Reviews by Country
The Laughing Man tells the story of the entire first season of Ghost in the Shell: Stand Alone Complex, regarded by many people to be one of the best anime series ever, as a 2 and a half hour movie. It is a compilation of only the material from the 26 episodes of the series that is related to the ‘Laughing Man’.
It is AD 2030. Six years have passed since a super-class-A hacker known as the Laughing Man … (read more)
There was an excellent documentary on SBS a little while ago, about filmmaking in Japan. In it, for perhaps a tenth of the overall screen time along-side mention of the great Japanese directors — Ozu, Mizuguchi and Kurosawa — and the post-war cult films of Toho Studios, stood a single representative of the modern anime industry, one Satoshi Kon. What he had to say about anime, that it was not the industry’s ultimate goal and that animation was a means … (read more)
If you haven’t seen the Mamorou Oshii’s 1996 masterpiece, Ghost in the Shell, then you can go and sit in the corner of anime class and face the wall. In a lot of ways, Ghost in the Shell was the heir to Otomo’s Akira. At times explosive action, at others a meditation on what it means to be human, Ghost in the Shell presented a fully realised world of rapidly advancing technology set against a backdrop of decaying … (read more)
Having hit the ball out of the park with the superb political-thriller-featuring-giant-robots, Patlabor 2, Mamoru Oshii moved onto Masumune’s Shirow’s manga future populated by cyborgs and humans with cybernetic enhancements — Ghost in the Shell.

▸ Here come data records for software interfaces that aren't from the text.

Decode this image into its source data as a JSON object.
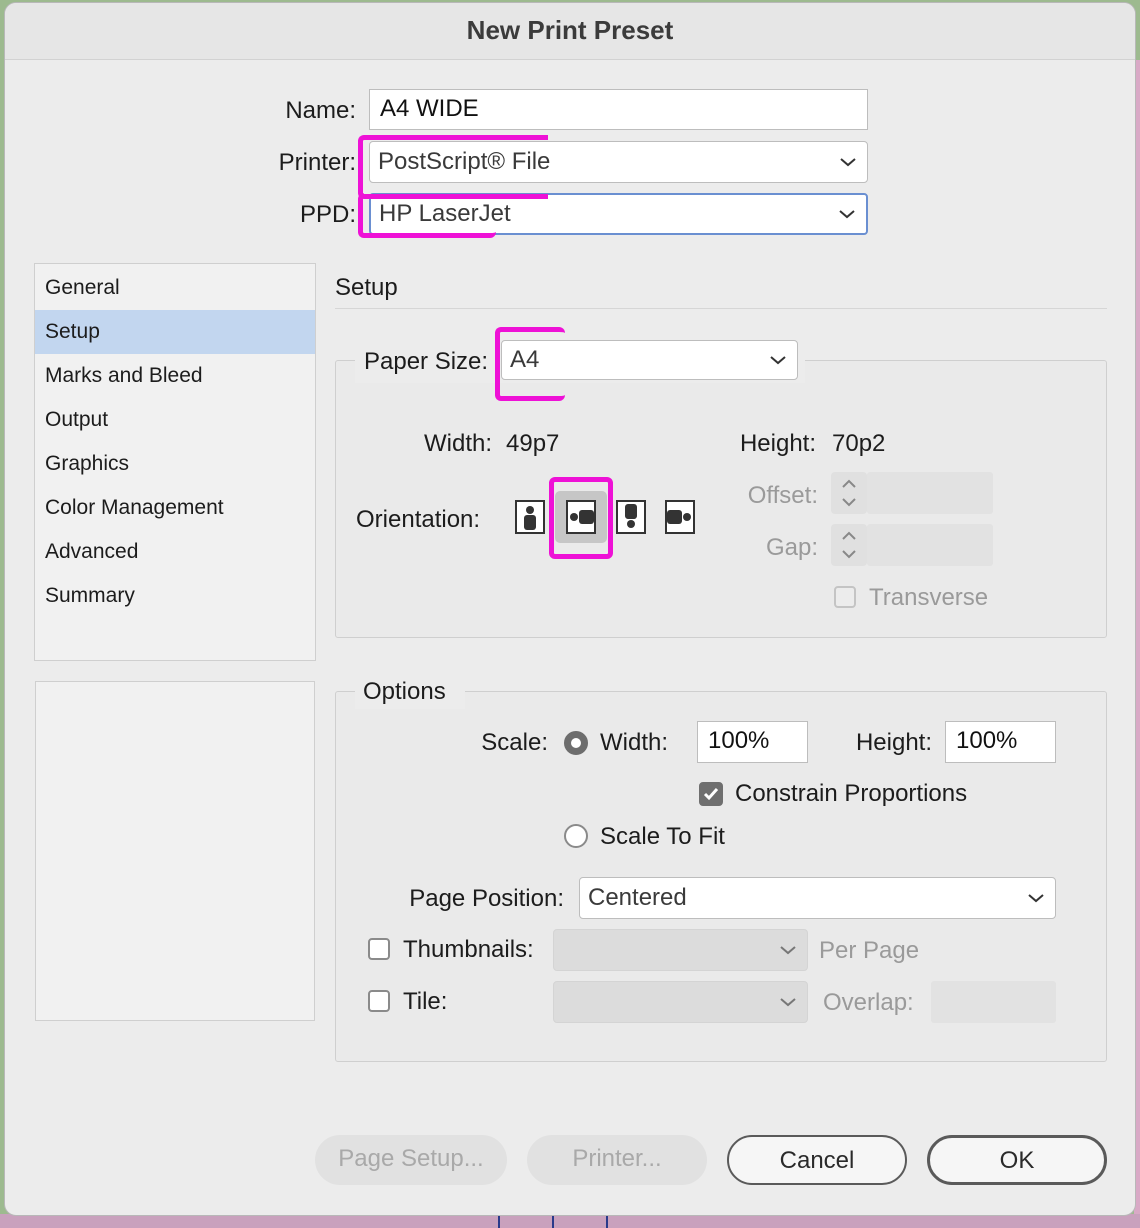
{
  "window": {
    "title": "New Print Preset"
  },
  "top": {
    "name_label": "Name:",
    "name_value": "A4 WIDE",
    "printer_label": "Printer:",
    "printer_value": "PostScript® File",
    "ppd_label": "PPD:",
    "ppd_value": "HP LaserJet"
  },
  "sidebar": {
    "items": [
      {
        "label": "General"
      },
      {
        "label": "Setup",
        "selected": true
      },
      {
        "label": "Marks and Bleed"
      },
      {
        "label": "Output"
      },
      {
        "label": "Graphics"
      },
      {
        "label": "Color Management"
      },
      {
        "label": "Advanced"
      },
      {
        "label": "Summary"
      }
    ]
  },
  "setup": {
    "title": "Setup",
    "paper_size_label": "Paper Size:",
    "paper_size_value": "A4",
    "width_label": "Width:",
    "width_value": "49p7",
    "height_label": "Height:",
    "height_value": "70p2",
    "orientation_label": "Orientation:",
    "orientation_options": [
      "portrait-icon",
      "landscape-icon",
      "reverse-portrait-icon",
      "reverse-landscape-icon"
    ],
    "orientation_selected": "landscape-icon",
    "offset_label": "Offset:",
    "gap_label": "Gap:",
    "transverse_label": "Transverse"
  },
  "options": {
    "title": "Options",
    "scale_label": "Scale:",
    "width_label": "Width:",
    "width_value": "100%",
    "height_label": "Height:",
    "height_value": "100%",
    "constrain_label": "Constrain Proportions",
    "constrain_checked": true,
    "scale_to_fit_label": "Scale To Fit",
    "page_position_label": "Page Position:",
    "page_position_value": "Centered",
    "thumbnails_label": "Thumbnails:",
    "per_page_label": "Per Page",
    "tile_label": "Tile:",
    "overlap_label": "Overlap:"
  },
  "buttons": {
    "page_setup": "Page Setup...",
    "printer": "Printer...",
    "cancel": "Cancel",
    "ok": "OK"
  },
  "colors": {
    "annotation": "#ee11d6",
    "selection": "#c2d6ef",
    "focus": "#6a8fd1"
  }
}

Ghost, with its blurring of man and machine, presented the perfect vehicle for Oshii to explore the question what it means to be human. (The titular ghost is a ‘soul’ cyborg’s soul equivalent).
Like a Christmas present, Oshii wraps this theme in … (read more)